More than 20 Tory MPs have defied Boris Johnson and his threats of deselection to pave the way to block a no-deal Brexit.
Parliamentarians this evening voted 328-to-301 in favour of a motion giving MPs control of the order paper tomorrow. That means they can debate, and potentially pass, a bill that will force Johnson to seek an extension to Article 50 from European Council President Donald Tusk.
In total, 21 Tories voted against the government, despite being threatened with having the whip removed, effectively being sacked as a Conservative candidate.
Many, such as Alistair Burt, Justine Greening, and Father of the House Ken Clarke, had signalled their intention by saying they plan to stand down at the next election.
But many more, such as former chancellor Philip Hammond – who was reselected by his party association just yesterday – former justice secretary David Gauke and former immigration minister Caroline Nokes, will now await their fate.
Others include Rory Stewart, who has just been named GQ’s Politician of the Year, and Nicholas Soames, the grandson of Johnson’s hero Winston Churchill.
A Downing Street spokesman told City AM: “The chief whip is speaking to those Tory MPs who did not vote with the government this evening. They will have the Tory whip removed.”
But not Phillip Lee, who sensationally crossed the House to join the Liberal Democrats as Johnson took to the dispatch box earlier in the day.
Speaking immediately after the vote Johnson, who has repeatedly said he would not delay the process any further, told MPs he would call a General Election under the Fixed Term Parliaments Act.
“Let there be no doubt about the consequences of this vote tonight,” Johnson said. “It means that parliament is on the brink of wrecking any deal we might be able to strike in Brussels… And that would mean more dither, more delay, more confusion.
“I don’t want an election; the public don’t want an election, but if the House votes for this bill tomorrow the public will have to choose who goes to Brussels on 17 October to sort this out and take this country forward,” said Johnson.
“I don’t want an election but if MPs vote tomorrow to stop the negotiations and to compel another pointless delay of Brexit, potentially for years, then that will be the only way to resolve this.”
But Labour leader Jeremy Corbyn made it clear he would not back the Prime Minister’s move to call an election, which needs a two-thirds majority to pass.
“He wants to table a motion for an election,” said Corbyn. “Fine.

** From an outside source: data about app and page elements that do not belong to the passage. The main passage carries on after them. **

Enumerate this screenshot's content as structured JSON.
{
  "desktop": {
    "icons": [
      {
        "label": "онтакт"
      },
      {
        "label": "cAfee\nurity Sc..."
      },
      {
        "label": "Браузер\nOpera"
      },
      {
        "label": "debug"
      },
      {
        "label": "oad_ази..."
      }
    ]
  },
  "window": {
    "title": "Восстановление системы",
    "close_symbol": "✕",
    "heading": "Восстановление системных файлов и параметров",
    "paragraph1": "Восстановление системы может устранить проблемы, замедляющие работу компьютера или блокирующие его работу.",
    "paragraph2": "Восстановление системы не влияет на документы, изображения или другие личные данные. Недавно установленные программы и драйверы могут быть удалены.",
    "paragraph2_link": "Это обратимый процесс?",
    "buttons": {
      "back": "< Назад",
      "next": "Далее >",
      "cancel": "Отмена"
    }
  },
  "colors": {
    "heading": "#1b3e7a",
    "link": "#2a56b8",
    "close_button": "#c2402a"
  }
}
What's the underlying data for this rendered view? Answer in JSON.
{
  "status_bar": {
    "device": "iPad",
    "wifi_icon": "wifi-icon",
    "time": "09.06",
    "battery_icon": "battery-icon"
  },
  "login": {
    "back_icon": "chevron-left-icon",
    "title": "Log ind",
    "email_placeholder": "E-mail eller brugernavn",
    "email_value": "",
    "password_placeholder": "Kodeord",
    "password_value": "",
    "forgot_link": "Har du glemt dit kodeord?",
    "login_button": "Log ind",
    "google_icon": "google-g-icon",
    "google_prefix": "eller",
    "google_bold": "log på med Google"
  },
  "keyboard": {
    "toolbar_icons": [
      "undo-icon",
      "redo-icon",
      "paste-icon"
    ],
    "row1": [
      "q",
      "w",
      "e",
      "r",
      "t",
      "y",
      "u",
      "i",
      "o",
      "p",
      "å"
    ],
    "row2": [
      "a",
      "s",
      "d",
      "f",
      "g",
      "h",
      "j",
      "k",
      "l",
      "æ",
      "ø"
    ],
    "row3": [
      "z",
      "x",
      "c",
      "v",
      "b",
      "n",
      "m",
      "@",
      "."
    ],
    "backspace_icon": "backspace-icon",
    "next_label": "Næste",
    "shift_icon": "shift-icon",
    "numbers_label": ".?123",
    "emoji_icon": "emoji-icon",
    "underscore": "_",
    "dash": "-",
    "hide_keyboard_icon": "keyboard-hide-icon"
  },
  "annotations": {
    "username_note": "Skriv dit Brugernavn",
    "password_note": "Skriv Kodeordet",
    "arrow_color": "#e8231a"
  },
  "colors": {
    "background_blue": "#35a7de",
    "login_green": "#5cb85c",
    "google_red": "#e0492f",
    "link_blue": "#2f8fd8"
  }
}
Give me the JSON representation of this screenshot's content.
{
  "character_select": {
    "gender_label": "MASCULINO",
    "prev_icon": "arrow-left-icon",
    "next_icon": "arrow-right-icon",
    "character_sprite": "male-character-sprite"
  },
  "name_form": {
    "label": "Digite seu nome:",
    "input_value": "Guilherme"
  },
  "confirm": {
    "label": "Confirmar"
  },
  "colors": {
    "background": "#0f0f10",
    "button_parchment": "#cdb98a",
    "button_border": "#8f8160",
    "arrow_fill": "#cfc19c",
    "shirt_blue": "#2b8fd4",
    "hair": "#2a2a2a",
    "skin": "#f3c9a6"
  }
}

Get a bill through first, in order to take no deal off the table.” Liberal Democrats leader Jo Swinson echoed those calls.
Despite the government’s Brexit strategy being thrown into turmoil, chancellor Sajid Javid is still expected to reveal £2bn of new Brexit funding during the spending review tomorrow.
The spending review, which is now likely to take the form of a written ministerial statement (WMS), will commit the cash for projects linked to Brexit delivery.
This includes funding for the Home Office to support Border Force capability, wider support around UK ports funded by the Department for Transport, and money for the Department for Business, Energy, Innovation and Skills (BEIS) to explore developing the UK’s own Global Navigation Satellite System.
It means more than £8.3bn will have been spent planning for and delivering Brexit since the referendum in 2016.
Main image: Getty